++++ Supplied material

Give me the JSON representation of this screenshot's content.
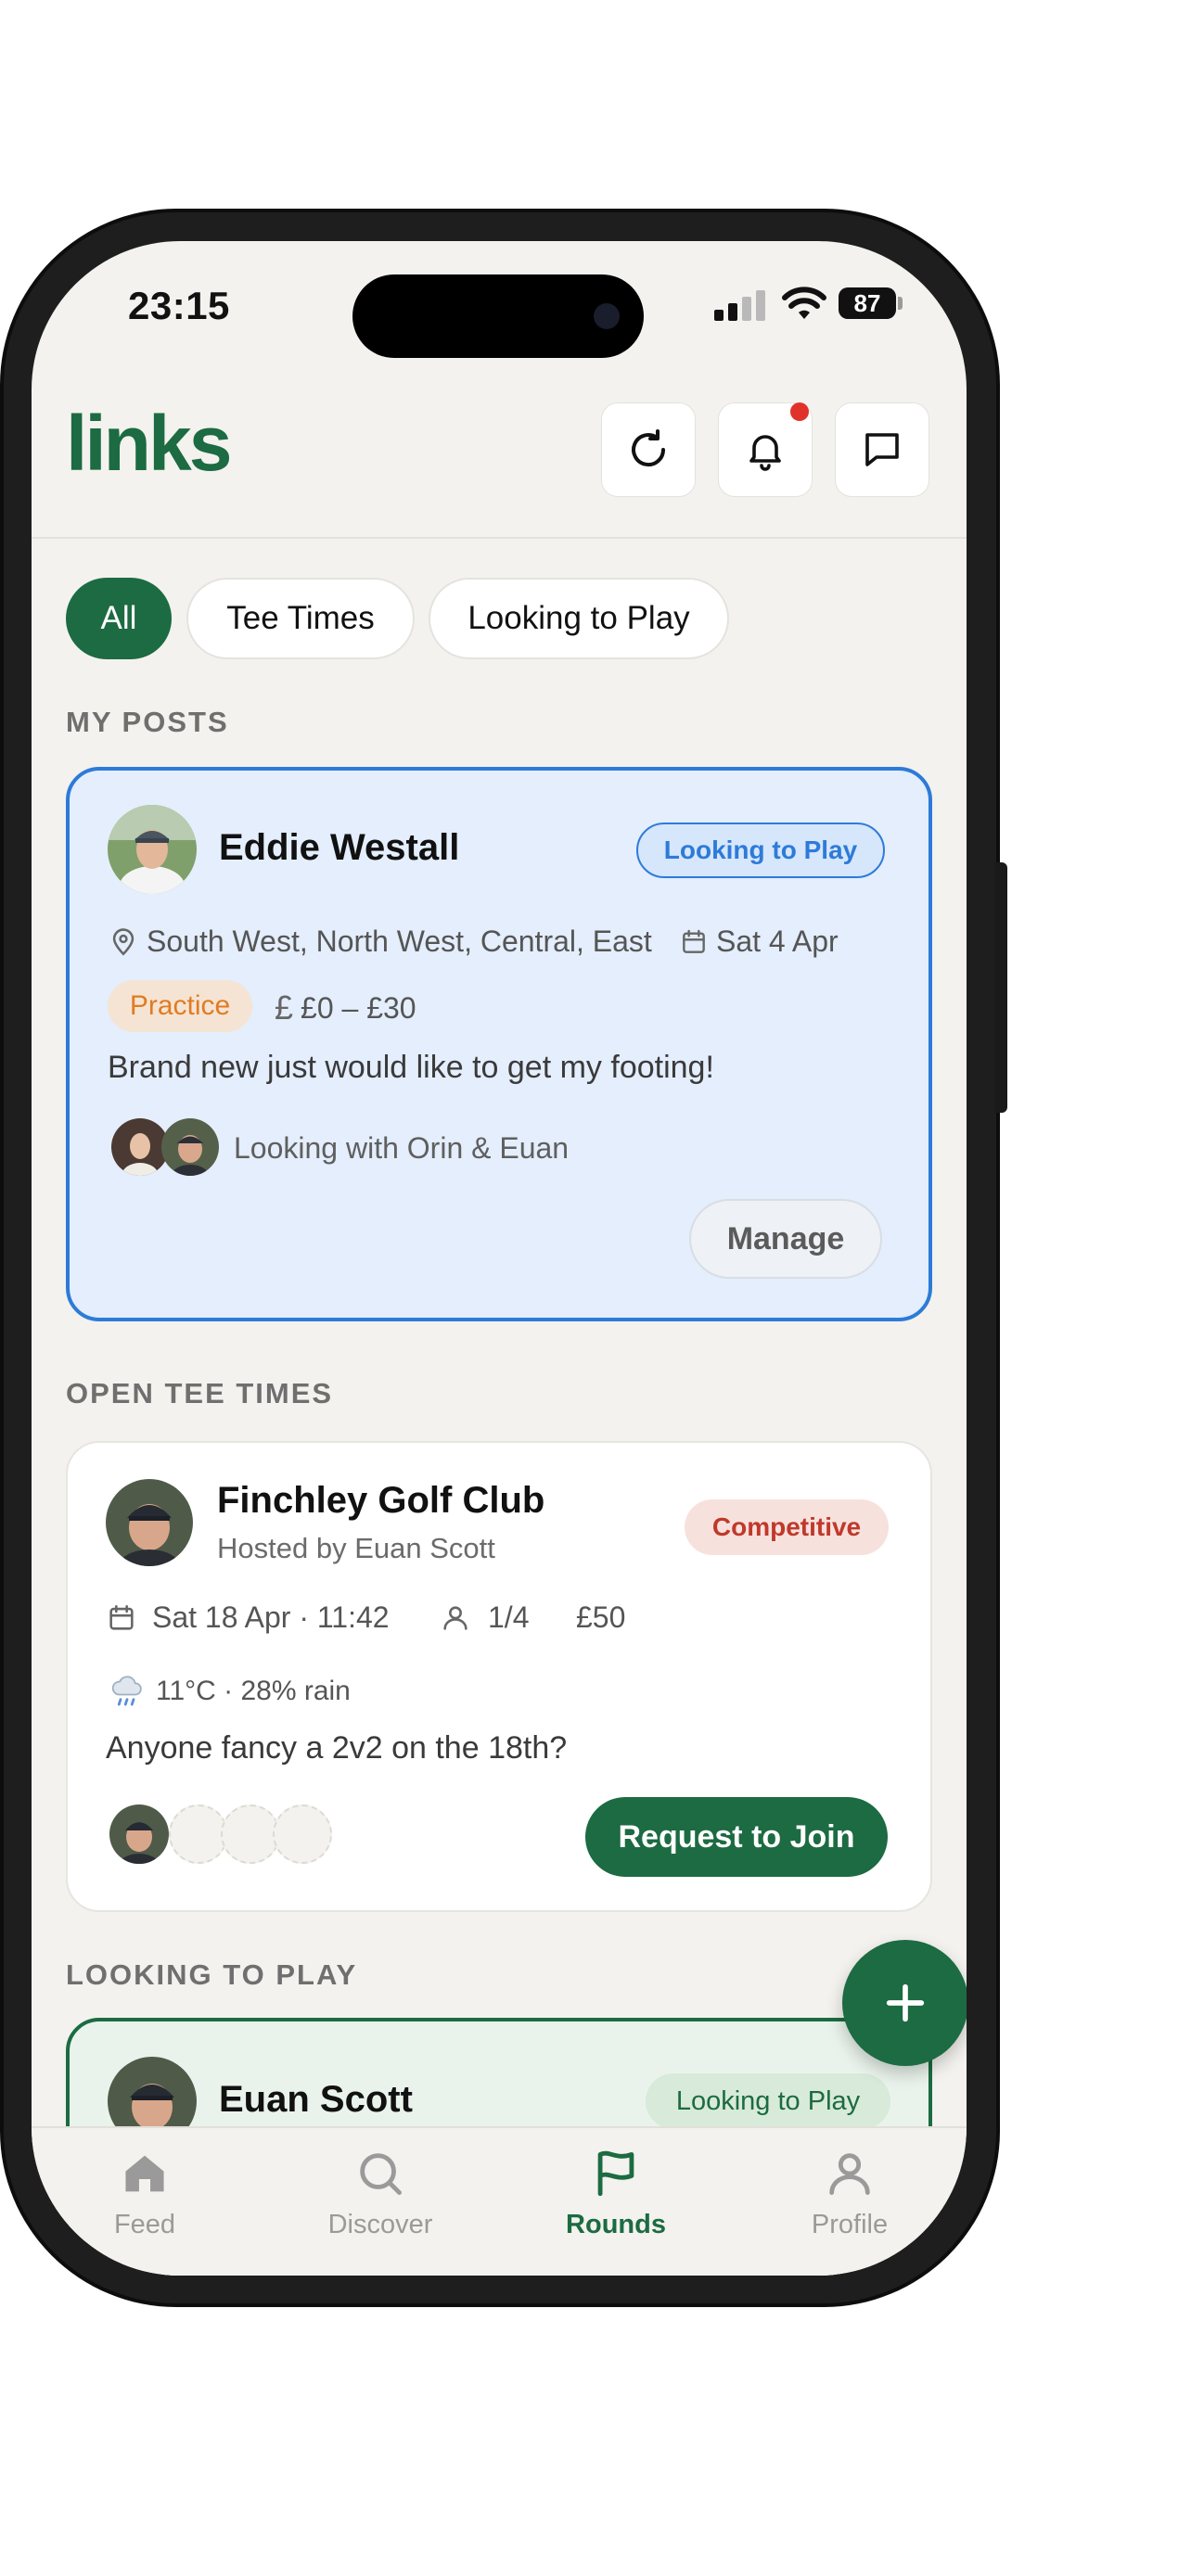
{
  "status_bar": {
    "time": "23:15",
    "battery": "87"
  },
  "header": {
    "logo": "links"
  },
  "filters": [
    {
      "label": "All",
      "active": true
    },
    {
      "label": "Tee Times",
      "active": false
    },
    {
      "label": "Looking to Play",
      "active": false
    }
  ],
  "sections": {
    "my_posts": "MY POSTS",
    "open_tee_times": "OPEN TEE TIMES",
    "looking_to_play": "LOOKING TO PLAY"
  },
  "my_post": {
    "name": "Eddie Westall",
    "badge": "Looking to Play",
    "regions": "South West, North West, Central, East",
    "date": "Sat 4 Apr",
    "tag": "Practice",
    "price": "£0 – £30",
    "message": "Brand new just would like to get my footing!",
    "companions": "Looking with Orin & Euan",
    "manage_label": "Manage"
  },
  "tee_time": {
    "club": "Finchley Golf Club",
    "host": "Hosted by Euan Scott",
    "badge": "Competitive",
    "datetime": "Sat 18 Apr · 11:42",
    "players": "1/4",
    "price": "£50",
    "weather_icon": "rain-cloud-icon",
    "weather": "11°C · 28% rain",
    "message": "Anyone fancy a 2v2 on the 18th?",
    "join_label": "Request to Join"
  },
  "looking_post": {
    "name": "Euan Scott",
    "badge": "Looking to Play"
  },
  "tabs": [
    {
      "label": "Feed",
      "icon": "home-icon",
      "active": false
    },
    {
      "label": "Discover",
      "icon": "search-icon",
      "active": false
    },
    {
      "label": "Rounds",
      "icon": "flag-icon",
      "active": true
    },
    {
      "label": "Profile",
      "icon": "person-icon",
      "active": false
    }
  ],
  "colors": {
    "brand_green": "#1c6b42",
    "my_post_blue": "#2d7bd8",
    "practice_orange": "#e07c22",
    "competitive_red": "#c0392b",
    "notification_red": "#e0322b"
  }
}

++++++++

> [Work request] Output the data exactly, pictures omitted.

> [Expected answer]
Give me the JSON representation of this screenshot's content.
{
  "status_bar": {
    "time": "23:15",
    "battery": "87"
  },
  "header": {
    "logo": "links"
  },
  "filters": [
    {
      "label": "All",
      "active": true
    },
    {
      "label": "Tee Times",
      "active": false
    },
    {
      "label": "Looking to Play",
      "active": false
    }
  ],
  "sections": {
    "my_posts": "MY POSTS",
    "open_tee_times": "OPEN TEE TIMES",
    "looking_to_play": "LOOKING TO PLAY"
  },
  "my_post": {
    "name": "Eddie Westall",
    "badge": "Looking to Play",
    "regions": "South West, North West, Central, East",
    "date": "Sat 4 Apr",
    "tag": "Practice",
    "price": "£0 – £30",
    "message": "Brand new just would like to get my footing!",
    "companions": "Looking with Orin & Euan",
    "manage_label": "Manage"
  },
  "tee_time": {
    "club": "Finchley Golf Club",
    "host": "Hosted by Euan Scott",
    "badge": "Competitive",
    "datetime": "Sat 18 Apr · 11:42",
    "players": "1/4",
    "price": "£50",
    "weather_icon": "rain-cloud-icon",
    "weather": "11°C · 28% rain",
    "message": "Anyone fancy a 2v2 on the 18th?",
    "join_label": "Request to Join"
  },
  "looking_post": {
    "name": "Euan Scott",
    "badge": "Looking to Play"
  },
  "tabs": [
    {
      "label": "Feed",
      "icon": "home-icon",
      "active": false
    },
    {
      "label": "Discover",
      "icon": "search-icon",
      "active": false
    },
    {
      "label": "Rounds",
      "icon": "flag-icon",
      "active": true
    },
    {
      "label": "Profile",
      "icon": "person-icon",
      "active": false
    }
  ],
  "colors": {
    "brand_green": "#1c6b42",
    "my_post_blue": "#2d7bd8",
    "practice_orange": "#e07c22",
    "competitive_red": "#c0392b",
    "notification_red": "#e0322b"
  }
}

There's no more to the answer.